__Aim of the task__: Nothing but a number should be returned: the count of lines in the records that contain "photo".

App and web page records
Segment Open

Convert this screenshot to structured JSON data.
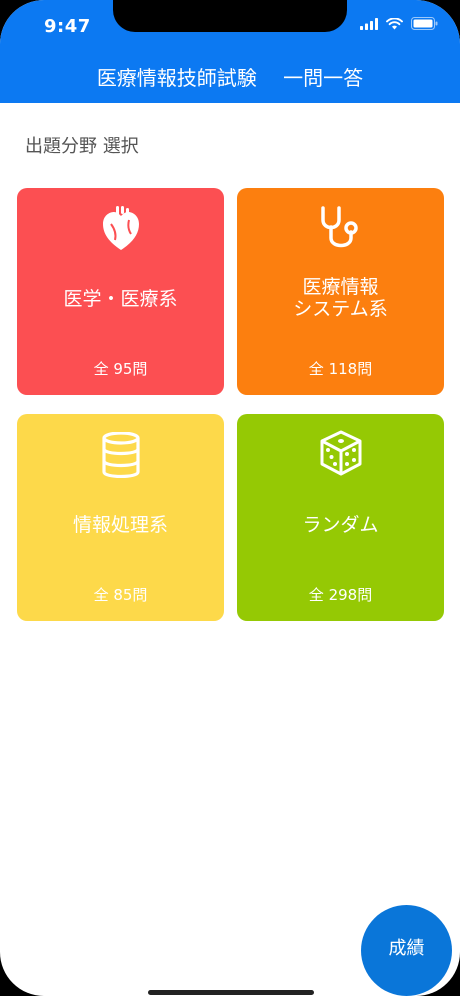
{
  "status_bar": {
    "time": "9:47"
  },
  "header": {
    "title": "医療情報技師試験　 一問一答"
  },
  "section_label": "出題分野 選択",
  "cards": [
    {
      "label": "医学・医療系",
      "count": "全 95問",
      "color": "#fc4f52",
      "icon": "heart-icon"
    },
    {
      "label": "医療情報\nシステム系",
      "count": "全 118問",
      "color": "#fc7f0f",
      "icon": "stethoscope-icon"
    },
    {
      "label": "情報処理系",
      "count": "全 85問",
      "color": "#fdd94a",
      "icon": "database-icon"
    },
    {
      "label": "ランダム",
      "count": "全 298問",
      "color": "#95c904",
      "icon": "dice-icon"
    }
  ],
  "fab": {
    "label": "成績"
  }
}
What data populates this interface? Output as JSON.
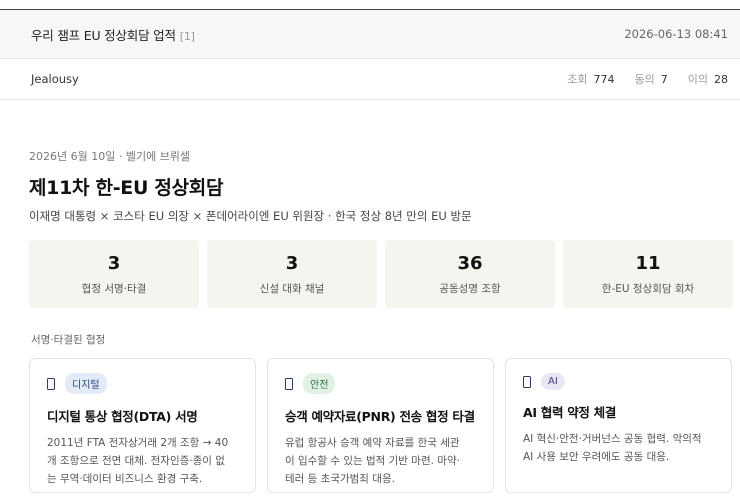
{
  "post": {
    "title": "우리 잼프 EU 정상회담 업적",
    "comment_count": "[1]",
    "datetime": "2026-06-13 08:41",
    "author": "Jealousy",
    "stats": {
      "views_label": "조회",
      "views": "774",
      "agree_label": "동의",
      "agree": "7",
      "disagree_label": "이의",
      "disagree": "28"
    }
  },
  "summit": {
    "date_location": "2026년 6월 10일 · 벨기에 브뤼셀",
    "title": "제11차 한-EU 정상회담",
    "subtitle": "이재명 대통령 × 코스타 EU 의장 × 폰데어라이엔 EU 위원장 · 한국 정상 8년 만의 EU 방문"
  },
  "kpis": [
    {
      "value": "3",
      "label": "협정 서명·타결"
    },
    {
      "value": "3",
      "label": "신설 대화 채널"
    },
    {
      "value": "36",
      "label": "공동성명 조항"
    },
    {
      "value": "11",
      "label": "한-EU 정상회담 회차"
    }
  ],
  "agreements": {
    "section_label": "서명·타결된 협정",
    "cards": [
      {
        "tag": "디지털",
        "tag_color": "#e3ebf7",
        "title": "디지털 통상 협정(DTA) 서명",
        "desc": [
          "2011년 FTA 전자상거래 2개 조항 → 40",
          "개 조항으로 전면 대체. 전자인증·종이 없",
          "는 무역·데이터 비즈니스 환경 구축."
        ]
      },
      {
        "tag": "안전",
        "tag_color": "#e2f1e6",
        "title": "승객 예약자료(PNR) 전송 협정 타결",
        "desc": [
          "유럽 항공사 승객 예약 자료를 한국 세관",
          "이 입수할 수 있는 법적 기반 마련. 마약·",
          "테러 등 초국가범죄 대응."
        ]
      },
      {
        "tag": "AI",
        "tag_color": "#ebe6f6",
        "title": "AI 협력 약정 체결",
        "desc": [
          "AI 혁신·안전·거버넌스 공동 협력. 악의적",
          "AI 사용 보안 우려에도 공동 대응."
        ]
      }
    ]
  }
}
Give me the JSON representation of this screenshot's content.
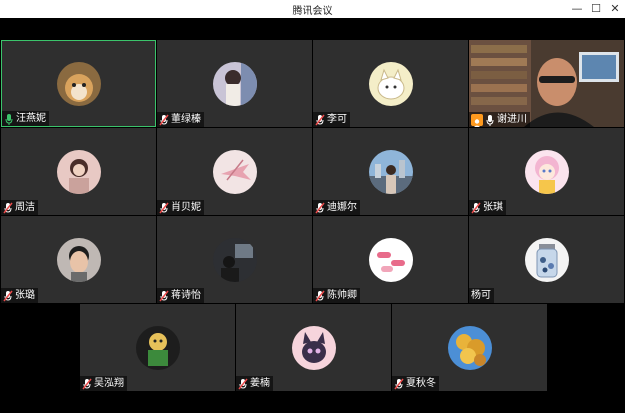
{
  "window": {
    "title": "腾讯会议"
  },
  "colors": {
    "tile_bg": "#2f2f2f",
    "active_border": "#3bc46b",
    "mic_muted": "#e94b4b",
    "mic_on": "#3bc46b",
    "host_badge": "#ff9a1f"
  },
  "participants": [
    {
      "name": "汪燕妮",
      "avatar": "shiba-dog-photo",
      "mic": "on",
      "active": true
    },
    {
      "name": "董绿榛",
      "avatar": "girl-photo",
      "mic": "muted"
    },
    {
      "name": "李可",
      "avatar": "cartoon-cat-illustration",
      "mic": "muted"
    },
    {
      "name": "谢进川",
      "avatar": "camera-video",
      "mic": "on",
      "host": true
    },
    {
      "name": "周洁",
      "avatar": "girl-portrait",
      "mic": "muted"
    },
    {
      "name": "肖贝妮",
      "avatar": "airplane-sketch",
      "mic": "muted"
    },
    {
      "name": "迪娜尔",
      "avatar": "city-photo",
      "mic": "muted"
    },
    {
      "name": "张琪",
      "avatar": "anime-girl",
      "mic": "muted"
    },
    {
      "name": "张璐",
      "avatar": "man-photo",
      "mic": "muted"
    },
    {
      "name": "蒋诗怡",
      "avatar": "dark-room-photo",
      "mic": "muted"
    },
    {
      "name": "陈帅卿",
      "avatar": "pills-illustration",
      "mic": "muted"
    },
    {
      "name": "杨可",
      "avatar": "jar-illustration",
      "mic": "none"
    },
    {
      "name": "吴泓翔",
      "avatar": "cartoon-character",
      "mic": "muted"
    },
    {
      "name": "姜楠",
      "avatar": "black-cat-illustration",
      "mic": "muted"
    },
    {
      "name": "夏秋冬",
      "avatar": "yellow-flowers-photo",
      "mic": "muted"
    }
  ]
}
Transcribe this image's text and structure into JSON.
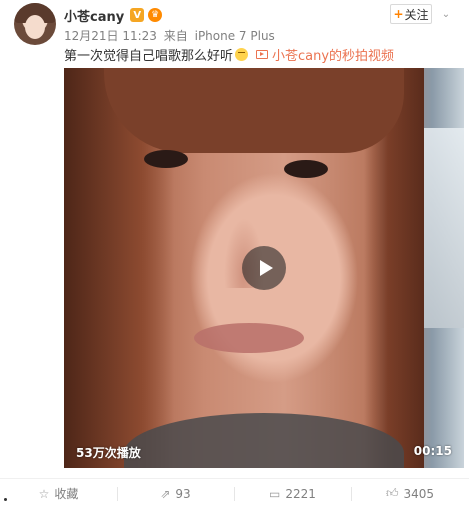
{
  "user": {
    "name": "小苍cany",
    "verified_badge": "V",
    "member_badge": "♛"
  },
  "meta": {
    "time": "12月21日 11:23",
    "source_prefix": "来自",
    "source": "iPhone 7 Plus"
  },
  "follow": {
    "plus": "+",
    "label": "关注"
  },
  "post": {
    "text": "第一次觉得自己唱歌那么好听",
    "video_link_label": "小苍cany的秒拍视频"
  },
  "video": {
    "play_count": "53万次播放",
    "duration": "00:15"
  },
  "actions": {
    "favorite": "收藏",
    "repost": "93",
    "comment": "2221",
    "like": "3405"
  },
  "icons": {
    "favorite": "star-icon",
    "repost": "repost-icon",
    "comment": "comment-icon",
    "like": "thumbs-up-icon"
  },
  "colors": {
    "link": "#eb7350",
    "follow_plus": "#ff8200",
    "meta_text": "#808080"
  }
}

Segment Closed

__Answer to this task__: 6